I expected little from the Liberals and their platform delivered exactly that. Reading it was a colossal waste of time. It’s nothing but platitudes, trivia and really, really stupid ideas.
Ontario seems to be shaping up as the preferred battleground as both Justin Trudeau and Andrew Scheer campaign against Doug Ford and Kathleen Wynne, respectively. Each of the big party leaders is trying to make the other’s provincial counterpart (one serving, one former) the real enemy. Prime Minister Trudeau’s campaign has resorted, time and again, to outright lies about what Premier Ford has and has not done to, for or about Ontario. Mr Scheer has Kathleen Wynne’s truly atrocious record at his disposal. The voters in the 905 belt might be the key to victory.
My guess, and that’s all it is, is that many voters in the Greater Toronto Area, especially in Toronto, proper, are very upset with Premier Ford ~ but they didn’t vote for him in the first place …
… this map of the 2018 provincial election results shows that Toronto and a few other urban centres, including Ottawa centre, where I live, voted NDP, but the all-important suburbs around Toronto, Ottawa, Hamilton and Windsor all voted Conservative in 2018, and I’m not so sure that The Star or CBC Toronto speak for or about them in 2019.
Let’s look again at Andrew Coyne’s three regions:
- The West (and North) with 107 seats ~ and he sees about 75 going to the CPC;
- Let’s give the 32 remaining seats to the Liberals (16), the NDP (10) and the Greens and Independents (6)
- The East (Québec and Atlantic Canada) with 110 seats with 75 seats going to the LPC;
- Let’s give the remaining 35 seats to the BQ (12), the CPC (12) the NDP (6) and the Greens, the PPC and Independents (5); and
- That leaves Ontario which, if we follow a mix of the patterns of 2015 and 2018, might split something like, if the reported CPC surge in the 905 belt holds:

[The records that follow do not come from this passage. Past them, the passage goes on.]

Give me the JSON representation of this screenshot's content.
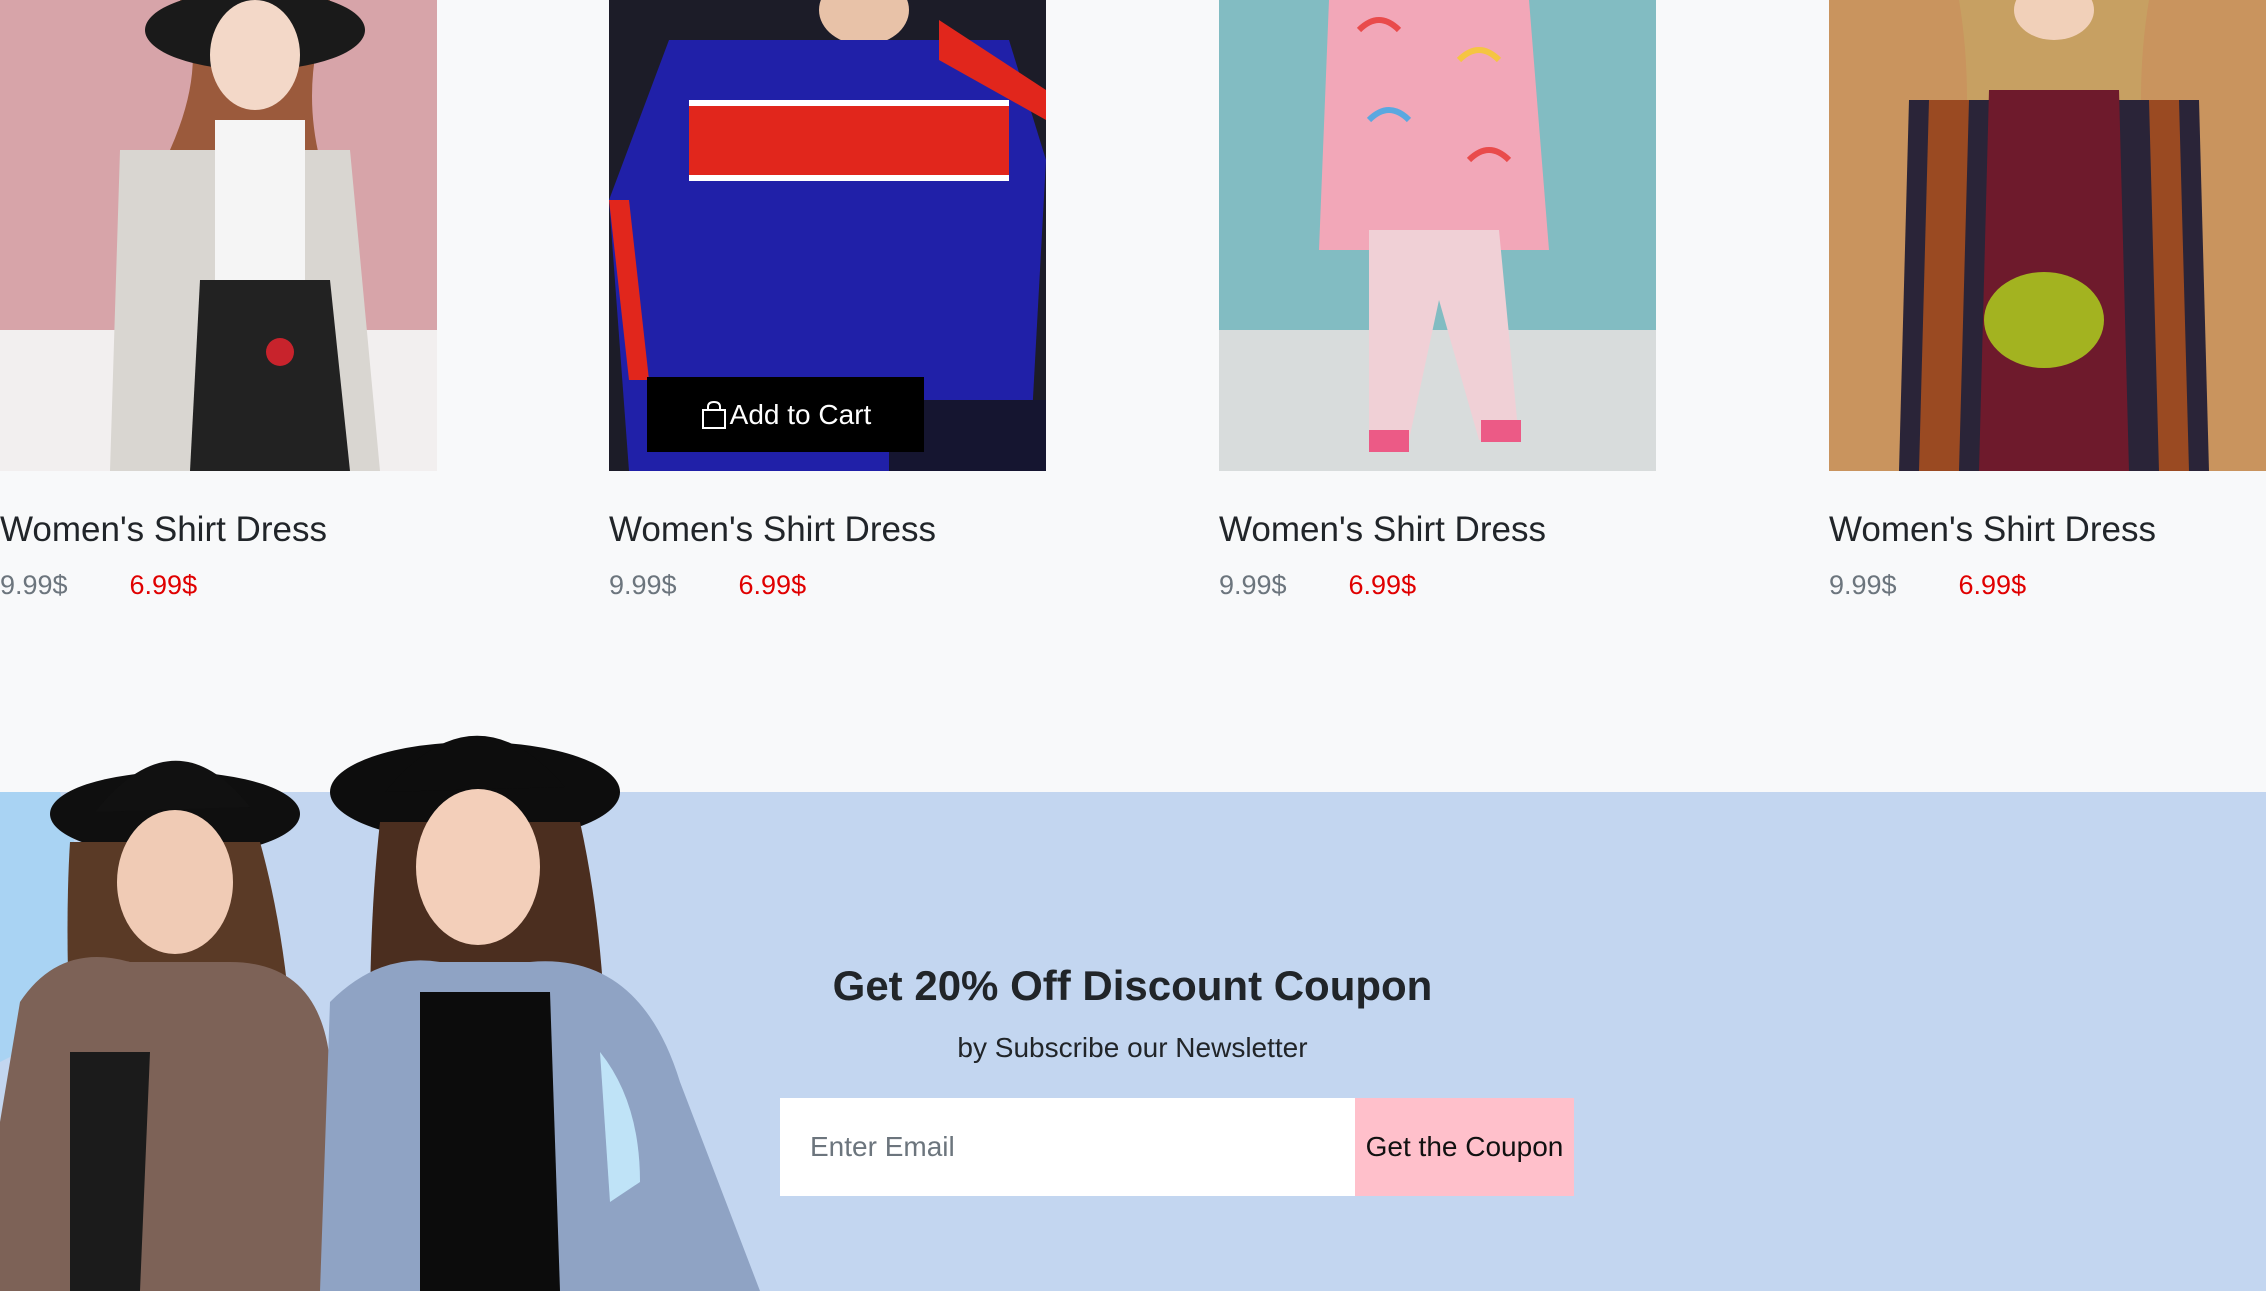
{
  "products": [
    {
      "title": "Women's Shirt Dress",
      "old_price": "9.99$",
      "new_price": "6.99$"
    },
    {
      "title": "Women's Shirt Dress",
      "old_price": "9.99$",
      "new_price": "6.99$",
      "cart_label": "Add to Cart"
    },
    {
      "title": "Women's Shirt Dress",
      "old_price": "9.99$",
      "new_price": "6.99$"
    },
    {
      "title": "Women's Shirt Dress",
      "old_price": "9.99$",
      "new_price": "6.99$"
    }
  ],
  "newsletter": {
    "title": "Get 20% Off Discount Coupon",
    "subtitle": "by Subscribe our Newsletter",
    "email_placeholder": "Enter Email",
    "button_label": "Get the Coupon"
  },
  "colors": {
    "page_bg": "#f8f9fa",
    "newsletter_bg": "#c3d6f0",
    "sale_price": "#e00000",
    "old_price": "#6c757d",
    "button_bg": "#ffc0cb",
    "cart_button_bg": "#000000"
  },
  "icons": {
    "cart": "shopping-bag-icon"
  }
}
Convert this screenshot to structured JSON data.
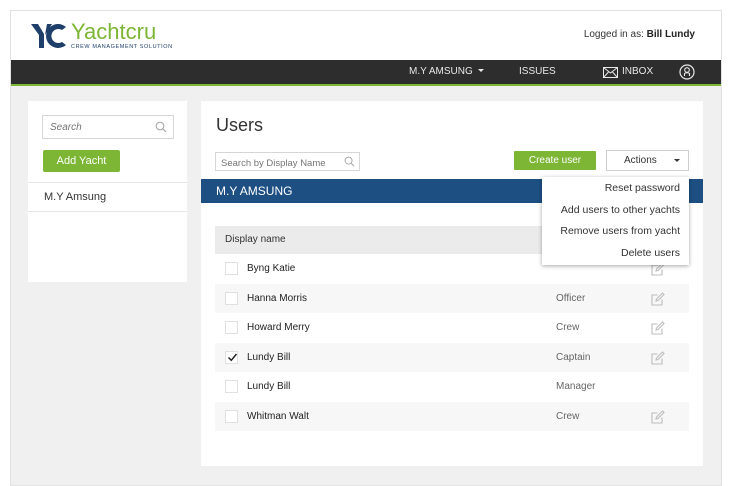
{
  "header": {
    "logo_name": "Yachtcru",
    "logo_tagline": "CREW MANAGEMENT SOLUTION",
    "logged_in_label": "Logged in as:",
    "logged_in_user": "Bill Lundy"
  },
  "nav": {
    "yacht": "M.Y AMSUNG",
    "issues": "ISSUES",
    "inbox": "INBOX"
  },
  "sidebar": {
    "search_placeholder": "Search",
    "add_yacht_label": "Add Yacht",
    "yachts": [
      "M.Y Amsung"
    ]
  },
  "main": {
    "title": "Users",
    "search_placeholder": "Search by Display Name",
    "create_user_label": "Create user",
    "actions_label": "Actions",
    "yacht_name": "M.Y AMSUNG",
    "table_header": "Display name",
    "rows": [
      {
        "name": "Byng Katie",
        "role": "",
        "checked": false,
        "editable": true
      },
      {
        "name": "Hanna Morris",
        "role": "Officer",
        "checked": false,
        "editable": true
      },
      {
        "name": "Howard Merry",
        "role": "Crew",
        "checked": false,
        "editable": true
      },
      {
        "name": "Lundy Bill",
        "role": "Captain",
        "checked": true,
        "editable": true
      },
      {
        "name": "Lundy Bill",
        "role": "Manager",
        "checked": false,
        "editable": false
      },
      {
        "name": "Whitman Walt",
        "role": "Crew",
        "checked": false,
        "editable": true
      }
    ]
  },
  "actions_menu": {
    "items": [
      "Reset password",
      "Add users to other yachts",
      "Remove users from yacht",
      "Delete users"
    ]
  },
  "colors": {
    "accent_green": "#7db535",
    "brand_blue": "#1d4f83",
    "navbar": "#2d2d2d"
  }
}
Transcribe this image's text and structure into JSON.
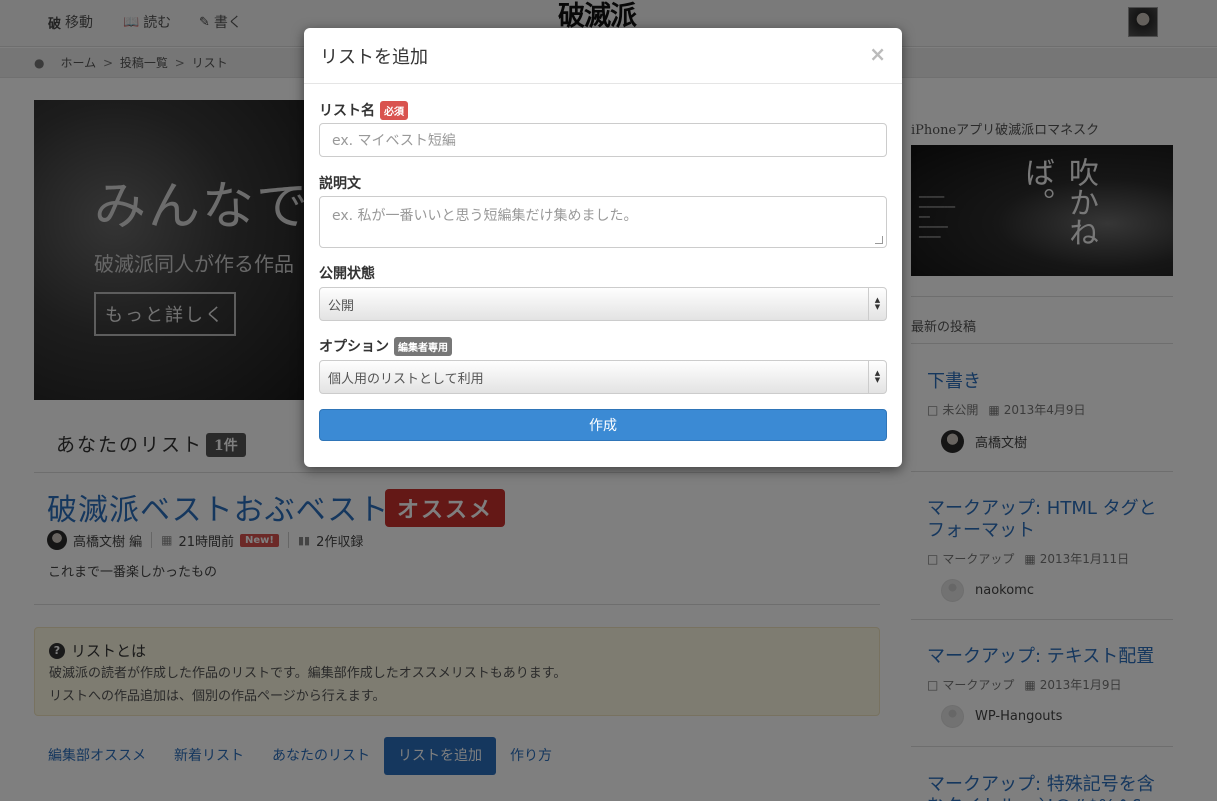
{
  "nav": {
    "move_icon": "破",
    "move_label": "移動",
    "read_label": "読む",
    "write_label": "書く",
    "brand": "破滅派"
  },
  "breadcrumb": {
    "home": "ホーム",
    "sep": ">",
    "posts": "投稿一覧",
    "current": "リスト"
  },
  "hero": {
    "title": "みんなで",
    "subtitle": "破滅派同人が作る作品",
    "button": "もっと詳しく"
  },
  "your_lists": {
    "title": "あなたのリスト",
    "count": "1件",
    "item": {
      "title": "破滅派ベストおぶベスト",
      "badge": "オススメ",
      "author": "高橋文樹 編",
      "time": "21時間前",
      "new_badge": "New!",
      "works": "2作収録",
      "description": "これまで一番楽しかったもの"
    }
  },
  "info": {
    "icon": "?",
    "title": "リストとは",
    "line1": "破滅派の読者が作成した作品のリストです。編集部作成したオススメリストもあります。",
    "line2": "リストへの作品追加は、個別の作品ページから行えます。"
  },
  "tabs": [
    "編集部オススメ",
    "新着リスト",
    "あなたのリスト",
    "リストを追加",
    "作り方"
  ],
  "sidebar": {
    "app_heading": "iPhoneアプリ破滅派ロマネスク",
    "app_image_text": "吹かねば。",
    "latest_heading": "最新の投稿",
    "posts": [
      {
        "title": "下書き",
        "category": "未公開",
        "date": "2013年4月9日",
        "author": "高橋文樹"
      },
      {
        "title": "マークアップ: HTML タグとフォーマット",
        "category": "マークアップ",
        "date": "2013年1月11日",
        "author": "naokomc"
      },
      {
        "title": "マークアップ: テキスト配置",
        "category": "マークアップ",
        "date": "2013年1月9日",
        "author": "WP-Hangouts"
      },
      {
        "title": "マークアップ: 特殊記号を含むタイトル ~`!@#$%^&",
        "category": "",
        "date": "",
        "author": ""
      }
    ]
  },
  "modal": {
    "title": "リストを追加",
    "close": "×",
    "name_label": "リスト名",
    "required_badge": "必須",
    "name_placeholder": "ex. マイベスト短編",
    "desc_label": "説明文",
    "desc_placeholder": "ex. 私が一番いいと思う短編集だけ集めました。",
    "status_label": "公開状態",
    "status_value": "公開",
    "option_label": "オプション",
    "editor_badge": "編集者専用",
    "option_value": "個人用のリストとして利用",
    "submit": "作成"
  }
}
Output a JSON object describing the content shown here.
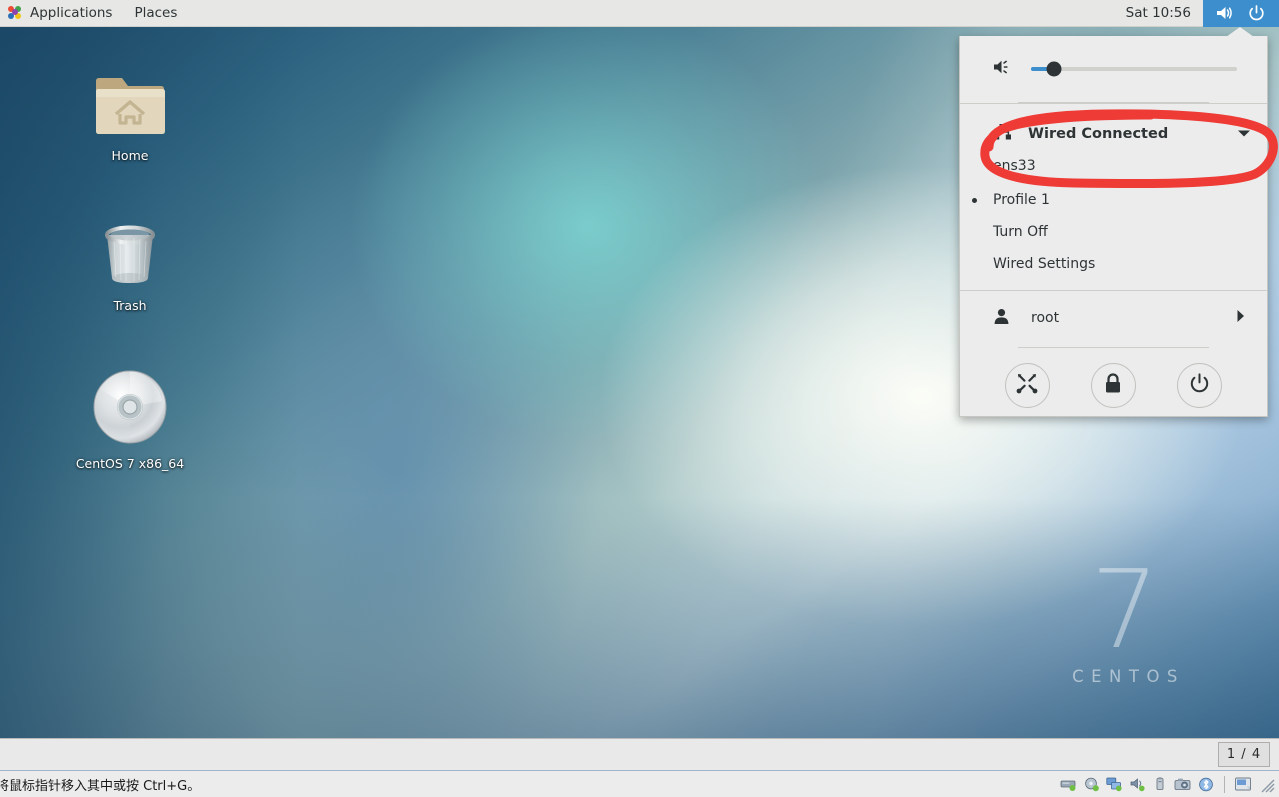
{
  "topbar": {
    "apps_icon": "applications-grid-icon",
    "applications_label": "Applications",
    "places_label": "Places",
    "clock": "Sat 10:56",
    "volume_icon": "volume-high-icon",
    "power_icon": "power-icon"
  },
  "desktop": {
    "icons": [
      {
        "name": "home-folder",
        "icon": "folder-home-icon",
        "label": "Home"
      },
      {
        "name": "trash",
        "icon": "trash-bin-icon",
        "label": "Trash"
      },
      {
        "name": "cdrom",
        "icon": "optical-disc-icon",
        "label": "CentOS 7 x86_64"
      }
    ],
    "watermark_number": "7",
    "watermark_name": "CENTOS"
  },
  "system_menu": {
    "volume": {
      "icon": "volume-medium-icon",
      "level_percent": 11
    },
    "network": {
      "icon": "wired-network-icon",
      "title": "Wired Connected",
      "chevron": "chevron-down-icon",
      "device": "ens33",
      "items": [
        {
          "name": "profile-1",
          "label": "Profile 1",
          "selected": true
        },
        {
          "name": "turn-off",
          "label": "Turn Off",
          "selected": false
        },
        {
          "name": "wired-settings",
          "label": "Wired Settings",
          "selected": false
        }
      ]
    },
    "user": {
      "icon": "user-avatar-icon",
      "name": "root",
      "expander": "chevron-right-icon"
    },
    "actions": [
      {
        "name": "settings-button",
        "icon": "tools-icon"
      },
      {
        "name": "lock-button",
        "icon": "lock-icon"
      },
      {
        "name": "power-button",
        "icon": "power-icon"
      }
    ]
  },
  "annotation": {
    "name": "red-ellipse-highlight",
    "color": "#ef3b36"
  },
  "vmware": {
    "workspace_indicator": "1 / 4",
    "status_text": "将鼠标指针移入其中或按 Ctrl+G。",
    "tray_icons": [
      {
        "name": "hard-disk-icon"
      },
      {
        "name": "cd-dvd-icon"
      },
      {
        "name": "network-adapter-icon"
      },
      {
        "name": "sound-card-icon"
      },
      {
        "name": "usb-device-icon"
      },
      {
        "name": "camera-icon"
      },
      {
        "name": "bluetooth-icon"
      },
      {
        "name": "display-icon"
      }
    ],
    "resize_grip": "resize-grip-icon"
  },
  "colors": {
    "accent_blue": "#3c8ecc",
    "annotation_red": "#ef3b36",
    "panel_bg": "#ececec",
    "topbar_bg": "#e7e7e5"
  }
}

- Green and Independents ~ 5
- Conservatives ~ 60
- Liberal ~ 45
- NDP ~ 11
The end result, then, might be something like:
- BQ: 12
- Conservatives: 147
- Greens: 13
- Liberals: 136
- NDP: 27
- Others: 3
The end result, if my addition is still OK at my age, is that The CPC might be able to form a minority government but it is equally, perhaps even more likely that Justin Trudeau, with the formal support of Jagmeet Singh, would be able to continue to govern with some support from the BQ and the Greens on an issue-by-issue basis.
The problem, I think, is that as Paul Wells says, Canadians have little from which to choose. Justin Trudeau only stands out because his record is so miserable. He delivered on marijuana and the economy is still humming along, although there are many, many danger signals, and he is a celebrity, as I said yesterday. Jagmeet Singh has performed well on the campaign trail over the first three weeks and Elizabeth May has done rather poorly, I think, but still, I guess, they can get as many as 40 seats between them. But those Ontario number could shift enough to give either the CPC or the Liberals a bare majority. None of the Kokanee Grope, “cash for access,” an improper vacation on the Aga Khan’s private island, the India fiasco, broken borders, the entire SNC-Lavalin scandal, including expelling Jane Philpott and Jody Wilson-Raybould from the caucus, the overt anti-Semitism of some of his MPs, telling veterans they are asking for too much, $10.5 million for Omar Khadr, and, most recently, the blackface issue have moved the polls ahead FOR Andrew Scheer because he has only, with a few exceptions, offered something akin to Trudeau-lite and the Team Trudeau tar-brush may be working better than the CPC one.
* A WAG is an old soldier’s term for a Wild Arsed Guess